What the task requires:
Each entry is to be repeated word for word, and the images are to be dropped.

==== Data for analysis

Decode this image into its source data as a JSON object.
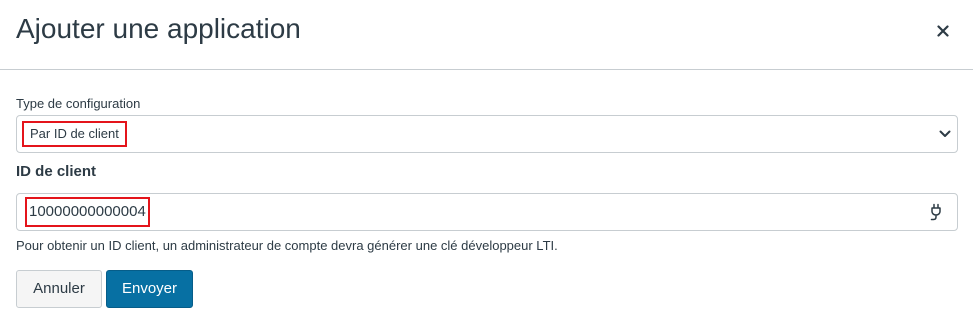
{
  "modal": {
    "title": "Ajouter une application",
    "close_icon": "close-icon"
  },
  "config_type": {
    "label": "Type de configuration",
    "selected": "Par ID de client",
    "chevron_icon": "chevron-down-icon"
  },
  "client_id": {
    "label": "ID de client",
    "value": "10000000000004",
    "plug_icon": "plug-icon",
    "help": "Pour obtenir un ID client, un administrateur de compte devra générer une clé développeur LTI."
  },
  "buttons": {
    "cancel": "Annuler",
    "submit": "Envoyer"
  },
  "colors": {
    "primary": "#0770a3",
    "highlight": "#e4141b",
    "border": "#c7cdd1",
    "text": "#2d3b45"
  }
}
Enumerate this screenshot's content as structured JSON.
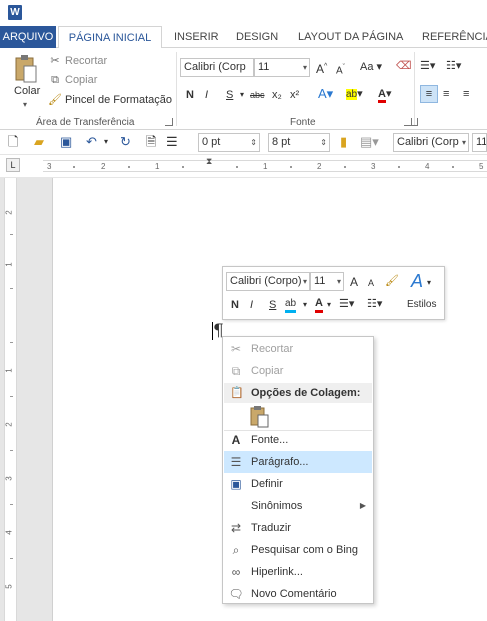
{
  "app": {
    "icon_letter": "W"
  },
  "tabs": [
    {
      "label": "ARQUIVO"
    },
    {
      "label": "PÁGINA INICIAL"
    },
    {
      "label": "INSERIR"
    },
    {
      "label": "DESIGN"
    },
    {
      "label": "LAYOUT DA PÁGINA"
    },
    {
      "label": "REFERÊNCIAS"
    }
  ],
  "ribbon": {
    "clipboard": {
      "paste": "Colar",
      "cut": "Recortar",
      "copy": "Copiar",
      "format_painter": "Pincel de Formatação",
      "group_label": "Área de Transferência"
    },
    "font": {
      "family": "Calibri (Corp",
      "size": "11",
      "grow": "A",
      "shrink": "A",
      "case": "Aa",
      "bold": "N",
      "italic": "I",
      "underline": "S",
      "strikethrough": "abc",
      "subscript": "x₂",
      "superscript": "x²",
      "group_label": "Fonte"
    }
  },
  "quick_access": {
    "spacing_before": "0 pt",
    "spacing_after": "8 pt",
    "font_family": "Calibri (Corp",
    "font_size": "11"
  },
  "ruler": {
    "h_numbers": [
      "3",
      "2",
      "1",
      "1",
      "2",
      "3",
      "4",
      "5"
    ],
    "v_numbers": [
      "2",
      "1",
      "1",
      "2",
      "3",
      "4",
      "5"
    ]
  },
  "mini_toolbar": {
    "font_family": "Calibri (Corpo)",
    "font_size": "11",
    "grow": "A",
    "shrink": "A",
    "bold": "N",
    "italic": "I",
    "underline": "S",
    "highlight": "ab",
    "font_color": "A",
    "styles_label": "Estilos",
    "styles_glyph": "A"
  },
  "document": {
    "pilcrow": "¶"
  },
  "context_menu": {
    "items": [
      {
        "label": "Recortar",
        "enabled": false
      },
      {
        "label": "Copiar",
        "enabled": false
      },
      {
        "label": "Opções de Colagem:",
        "header": true
      },
      {
        "label": "Fonte..."
      },
      {
        "label": "Parágrafo...",
        "highlighted": true
      },
      {
        "label": "Definir"
      },
      {
        "label": "Sinônimos",
        "submenu": true
      },
      {
        "label": "Traduzir"
      },
      {
        "label": "Pesquisar com o Bing"
      },
      {
        "label": "Hiperlink..."
      },
      {
        "label": "Novo Comentário"
      }
    ]
  },
  "colors": {
    "accent": "#2b579a",
    "highlight": "#cde8ff"
  }
}
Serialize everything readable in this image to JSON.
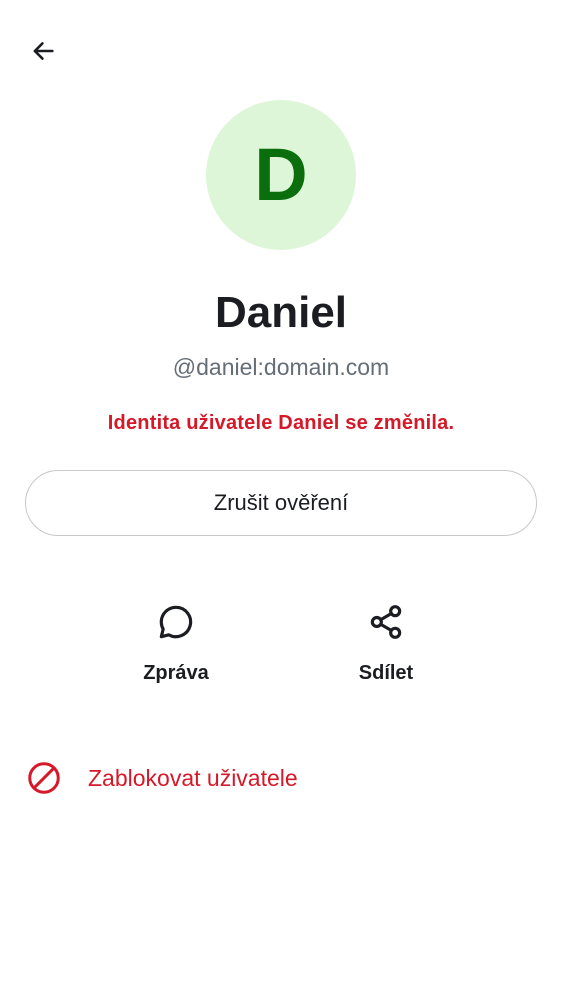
{
  "header": {
    "back_icon": "arrow-left-icon"
  },
  "profile": {
    "avatar_letter": "D",
    "avatar_bg": "#ddf6d8",
    "avatar_fg": "#0b6e0d",
    "display_name": "Daniel",
    "user_id": "@daniel:domain.com",
    "identity_warning": "Identita uživatele Daniel se změnila."
  },
  "buttons": {
    "withdraw_verification": "Zrušit ověření"
  },
  "actions": [
    {
      "label": "Zpráva",
      "icon": "chat-bubble-icon"
    },
    {
      "label": "Sdílet",
      "icon": "share-icon"
    }
  ],
  "block": {
    "label": "Zablokovat uživatele",
    "icon": "block-icon"
  },
  "colors": {
    "critical": "#d51928",
    "text_primary": "#1b1d22",
    "text_secondary": "#656d77"
  }
}
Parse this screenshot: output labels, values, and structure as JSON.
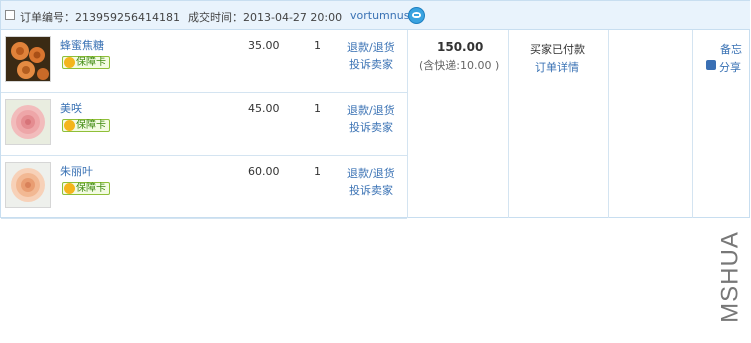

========

Exercise solution:
Decode this image into its source data as a JSON object.
{
  "modal": {
    "title": "Ajouter une application",
    "close_icon": "close-icon"
  },
  "config_type": {
    "label": "Type de configuration",
    "selected": "Par ID de client",
    "chevron_icon": "chevron-down-icon"
  },
  "client_id": {
    "label": "ID de client",
    "value": "10000000000004",
    "plug_icon": "plug-icon",
    "help": "Pour obtenir un ID client, un administrateur de compte devra générer une clé développeur LTI."
  },
  "buttons": {
    "cancel": "Annuler",
    "submit": "Envoyer"
  },
  "colors": {
    "primary": "#0770a3",
    "highlight": "#e4141b",
    "border": "#c7cdd1",
    "text": "#2d3b45"
  }
}
Enumerate this screenshot's content as structured JSON.
{
  "app": {
    "icon_letter": "W"
  },
  "tabs": [
    {
      "label": "ARQUIVO"
    },
    {
      "label": "PÁGINA INICIAL"
    },
    {
      "label": "INSERIR"
    },
    {
      "label": "DESIGN"
    },
    {
      "label": "LAYOUT DA PÁGINA"
    },
    {
      "label": "REFERÊNCIAS"
    }
  ],
  "ribbon": {
    "clipboard": {
      "paste": "Colar",
      "cut": "Recortar",
      "copy": "Copiar",
      "format_painter": "Pincel de Formatação",
      "group_label": "Área de Transferência"
    },
    "font": {
      "family": "Calibri (Corp",
      "size": "11",
      "grow": "A",
      "shrink": "A",
      "case": "Aa",
      "bold": "N",
      "italic": "I",
      "underline": "S",
      "strikethrough": "abc",
      "subscript": "x₂",
      "superscript": "x²",
      "group_label": "Fonte"
    }
  },
  "quick_access": {
    "spacing_before": "0 pt",
    "spacing_after": "8 pt",
    "font_family": "Calibri (Corp",
    "font_size": "11"
  },
  "ruler": {
    "h_numbers": [
      "3",
      "2",
      "1",
      "1",
      "2",
      "3",
      "4",
      "5"
    ],
    "v_numbers": [
      "2",
      "1",
      "1",
      "2",
      "3",
      "4",
      "5"
    ]
  },
  "mini_toolbar": {
    "font_family": "Calibri (Corpo)",
    "font_size": "11",
    "grow": "A",
    "shrink": "A",
    "bold": "N",
    "italic": "I",
    "underline": "S",
    "highlight": "ab",
    "font_color": "A",
    "styles_label": "Estilos",
    "styles_glyph": "A"
  },
  "document": {
    "pilcrow": "¶"
  },
  "context_menu": {
    "items": [
      {
        "label": "Recortar",
        "enabled": false
      },
      {
        "label": "Copiar",
        "enabled": false
      },
      {
        "label": "Opções de Colagem:",
        "header": true
      },
      {
        "label": "Fonte..."
      },
      {
        "label": "Parágrafo...",
        "highlighted": true
      },
      {
        "label": "Definir"
      },
      {
        "label": "Sinônimos",
        "submenu": true
      },
      {
        "label": "Traduzir"
      },
      {
        "label": "Pesquisar com o Bing"
      },
      {
        "label": "Hiperlink..."
      },
      {
        "label": "Novo Comentário"
      }
    ]
  },
  "colors": {
    "accent": "#2b579a",
    "highlight": "#cde8ff"
  }
}
Serialize everything readable in this image to JSON.
{
  "header": {
    "back_icon": "arrow-left-icon"
  },
  "profile": {
    "avatar_letter": "D",
    "avatar_bg": "#ddf6d8",
    "avatar_fg": "#0b6e0d",
    "display_name": "Daniel",
    "user_id": "@daniel:domain.com",
    "identity_warning": "Identita uživatele Daniel se změnila."
  },
  "buttons": {
    "withdraw_verification": "Zrušit ověření"
  },
  "actions": [
    {
      "label": "Zpráva",
      "icon": "chat-bubble-icon"
    },
    {
      "label": "Sdílet",
      "icon": "share-icon"
    }
  ],
  "block": {
    "label": "Zablokovat uživatele",
    "icon": "block-icon"
  },
  "colors": {
    "critical": "#d51928",
    "text_primary": "#1b1d22",
    "text_secondary": "#656d77"
  }
}
Parse this screenshot: output labels, values, and structure as JSON.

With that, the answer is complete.